▶ Task requirements
In your output, repeat each entry exactly and include no pictures.

▶ Given information
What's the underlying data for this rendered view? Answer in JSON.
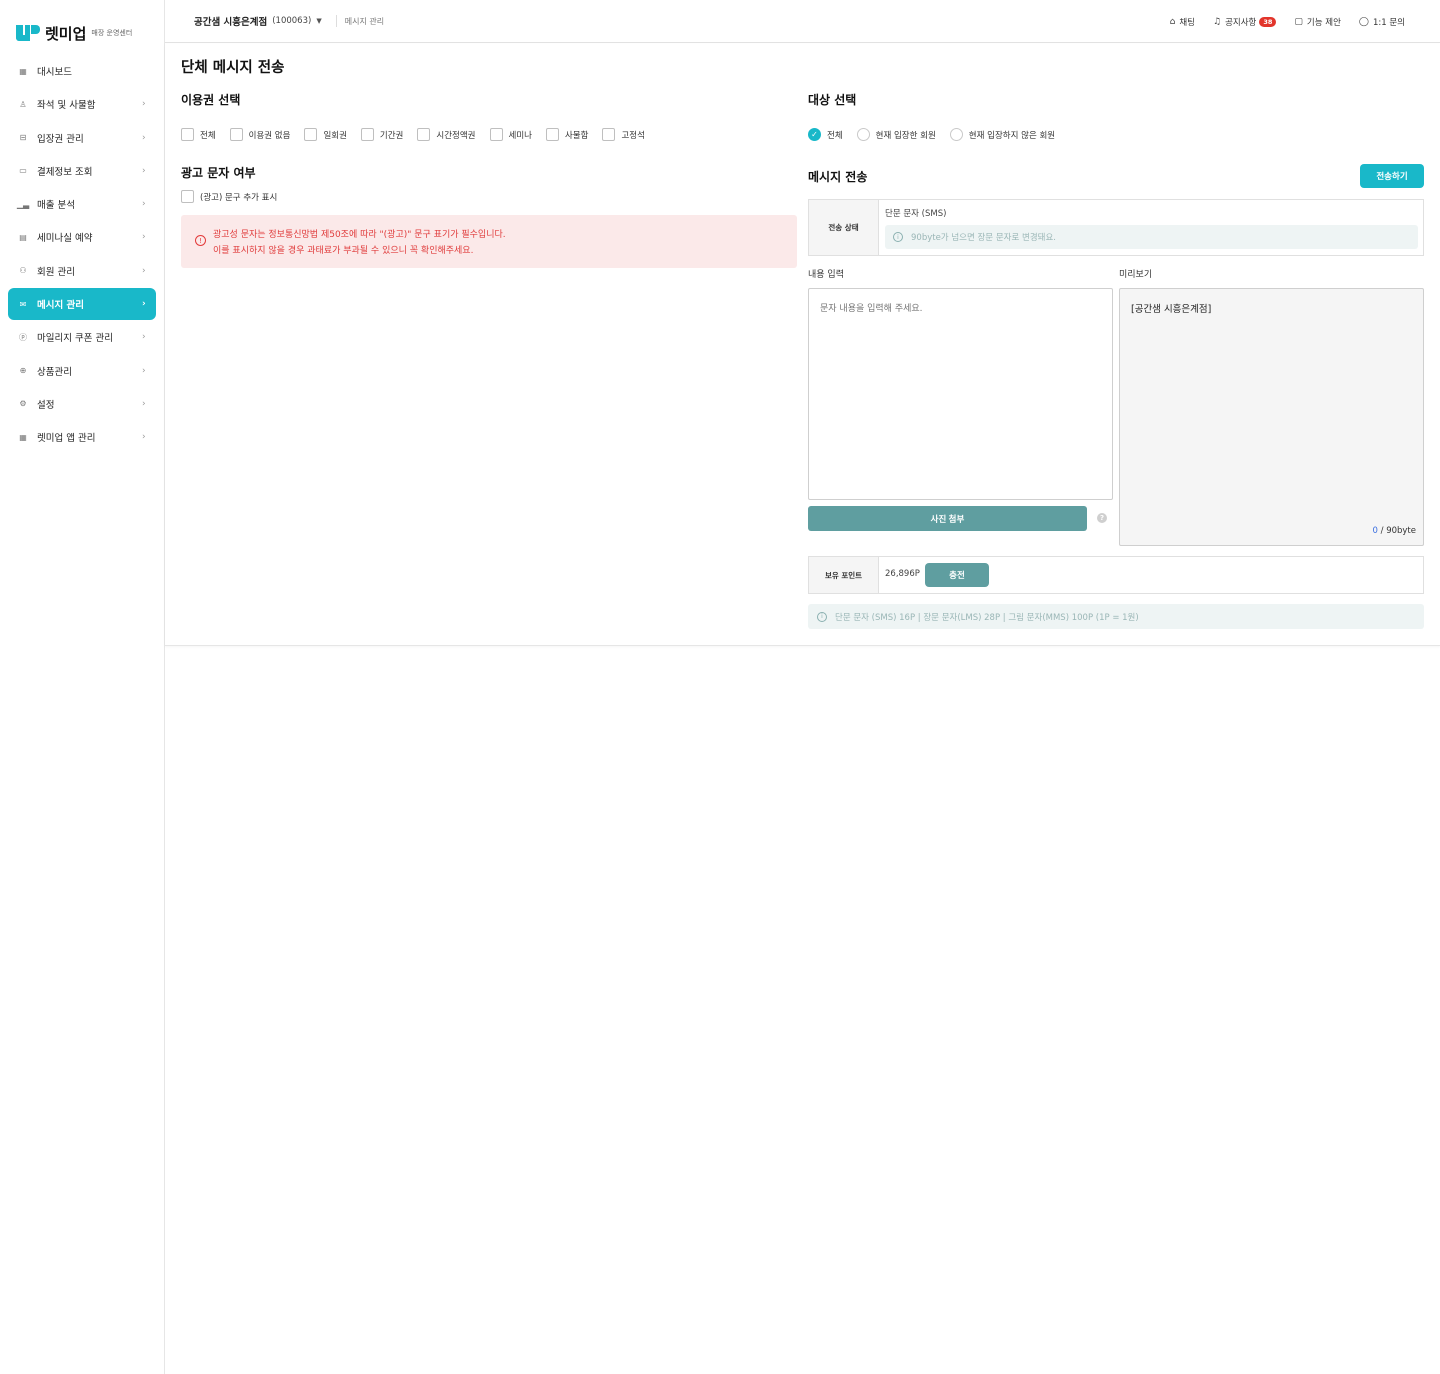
{
  "brand": {
    "name": "렛미업",
    "sub": "매장 운영센터",
    "accent": "#19b8c9"
  },
  "sidebar": {
    "items": [
      {
        "label": "대시보드",
        "icon": "grid-icon",
        "chevron": false
      },
      {
        "label": "좌석 및 사물함",
        "icon": "seat-icon",
        "chevron": true
      },
      {
        "label": "입장권 관리",
        "icon": "ticket-icon",
        "chevron": true
      },
      {
        "label": "결제정보 조회",
        "icon": "card-icon",
        "chevron": true
      },
      {
        "label": "매출 분석",
        "icon": "chart-icon",
        "chevron": true
      },
      {
        "label": "세미나실 예약",
        "icon": "calendar-icon",
        "chevron": true
      },
      {
        "label": "회원 관리",
        "icon": "users-icon",
        "chevron": true
      },
      {
        "label": "메시지 관리",
        "icon": "mail-icon",
        "chevron": true,
        "active": true
      },
      {
        "label": "마일리지 쿠폰 관리",
        "icon": "coin-icon",
        "chevron": true
      },
      {
        "label": "상품관리",
        "icon": "bag-icon",
        "chevron": true
      },
      {
        "label": "설정",
        "icon": "gear-icon",
        "chevron": true
      },
      {
        "label": "렛미업 앱 관리",
        "icon": "apps-icon",
        "chevron": true
      }
    ]
  },
  "header": {
    "store": "공간샘 시흥은계점",
    "store_code": "(100063)",
    "breadcrumb": "메시지 관리",
    "links": {
      "chat": "채팅",
      "notice": "공지사항",
      "notice_badge": "38",
      "suggest": "기능 제안",
      "inquiry": "1:1 문의"
    }
  },
  "page": {
    "title": "단체 메시지 전송",
    "ticket_section": {
      "title": "이용권 선택",
      "options": [
        "전체",
        "이용권 없음",
        "일회권",
        "기간권",
        "시간정액권",
        "세미나",
        "사물함",
        "고정석"
      ]
    },
    "ad_section": {
      "title": "광고 문자 여부",
      "checkbox_label": "(광고) 문구 추가 표시",
      "warning_line1": "광고성 문자는 정보통신망법 제50조에 따라 \"(광고)\" 문구 표기가 필수입니다.",
      "warning_line2": "이를 표시하지 않을 경우 과태료가 부과될 수 있으니 꼭 확인해주세요."
    },
    "target_section": {
      "title": "대상 선택",
      "options": [
        "전체",
        "현재 입장한 회원",
        "현재 입장하지 않은 회원"
      ],
      "selected": "전체"
    },
    "message_section": {
      "title": "메시지 전송",
      "send_button": "전송하기",
      "status_label": "전송 상태",
      "sms_type": "단문 문자 (SMS)",
      "sms_info": "90byte가 넘으면 장문 문자로 변경돼요.",
      "content_label": "내용 입력",
      "content_placeholder": "문자 내용을 입력해 주세요.",
      "preview_label": "미리보기",
      "preview_text": "[공간샘 시흥은계점]",
      "byte_current": "0",
      "byte_max": " / 90byte",
      "photo_button": "사진 첨부",
      "points_label": "보유 포인트",
      "points_value": "26,896P",
      "charge_button": "충전",
      "pricing_info": "단문 문자 (SMS) 16P | 장문 문자(LMS) 28P | 그림 문자(MMS) 100P (1P = 1원)"
    }
  }
}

▶ Finished task
What's the underlying data for this rendered view? Answer in JSON.
{
  "brand": {
    "name": "렛미업",
    "sub": "매장 운영센터",
    "accent": "#19b8c9"
  },
  "sidebar": {
    "items": [
      {
        "label": "대시보드",
        "icon": "grid-icon",
        "chevron": false
      },
      {
        "label": "좌석 및 사물함",
        "icon": "seat-icon",
        "chevron": true
      },
      {
        "label": "입장권 관리",
        "icon": "ticket-icon",
        "chevron": true
      },
      {
        "label": "결제정보 조회",
        "icon": "card-icon",
        "chevron": true
      },
      {
        "label": "매출 분석",
        "icon": "chart-icon",
        "chevron": true
      },
      {
        "label": "세미나실 예약",
        "icon": "calendar-icon",
        "chevron": true
      },
      {
        "label": "회원 관리",
        "icon": "users-icon",
        "chevron": true
      },
      {
        "label": "메시지 관리",
        "icon": "mail-icon",
        "chevron": true,
        "active": true
      },
      {
        "label": "마일리지 쿠폰 관리",
        "icon": "coin-icon",
        "chevron": true
      },
      {
        "label": "상품관리",
        "icon": "bag-icon",
        "chevron": true
      },
      {
        "label": "설정",
        "icon": "gear-icon",
        "chevron": true
      },
      {
        "label": "렛미업 앱 관리",
        "icon": "apps-icon",
        "chevron": true
      }
    ]
  },
  "header": {
    "store": "공간샘 시흥은계점",
    "store_code": "(100063)",
    "breadcrumb": "메시지 관리",
    "links": {
      "chat": "채팅",
      "notice": "공지사항",
      "notice_badge": "38",
      "suggest": "기능 제안",
      "inquiry": "1:1 문의"
    }
  },
  "page": {
    "title": "단체 메시지 전송",
    "ticket_section": {
      "title": "이용권 선택",
      "options": [
        "전체",
        "이용권 없음",
        "일회권",
        "기간권",
        "시간정액권",
        "세미나",
        "사물함",
        "고정석"
      ]
    },
    "ad_section": {
      "title": "광고 문자 여부",
      "checkbox_label": "(광고) 문구 추가 표시",
      "warning_line1": "광고성 문자는 정보통신망법 제50조에 따라 \"(광고)\" 문구 표기가 필수입니다.",
      "warning_line2": "이를 표시하지 않을 경우 과태료가 부과될 수 있으니 꼭 확인해주세요."
    },
    "target_section": {
      "title": "대상 선택",
      "options": [
        "전체",
        "현재 입장한 회원",
        "현재 입장하지 않은 회원"
      ],
      "selected": "전체"
    },
    "message_section": {
      "title": "메시지 전송",
      "send_button": "전송하기",
      "status_label": "전송 상태",
      "sms_type": "단문 문자 (SMS)",
      "sms_info": "90byte가 넘으면 장문 문자로 변경돼요.",
      "content_label": "내용 입력",
      "content_placeholder": "문자 내용을 입력해 주세요.",
      "preview_label": "미리보기",
      "preview_text": "[공간샘 시흥은계점]",
      "byte_current": "0",
      "byte_max": " / 90byte",
      "photo_button": "사진 첨부",
      "points_label": "보유 포인트",
      "points_value": "26,896P",
      "charge_button": "충전",
      "pricing_info": "단문 문자 (SMS) 16P | 장문 문자(LMS) 28P | 그림 문자(MMS) 100P (1P = 1원)"
    }
  }
}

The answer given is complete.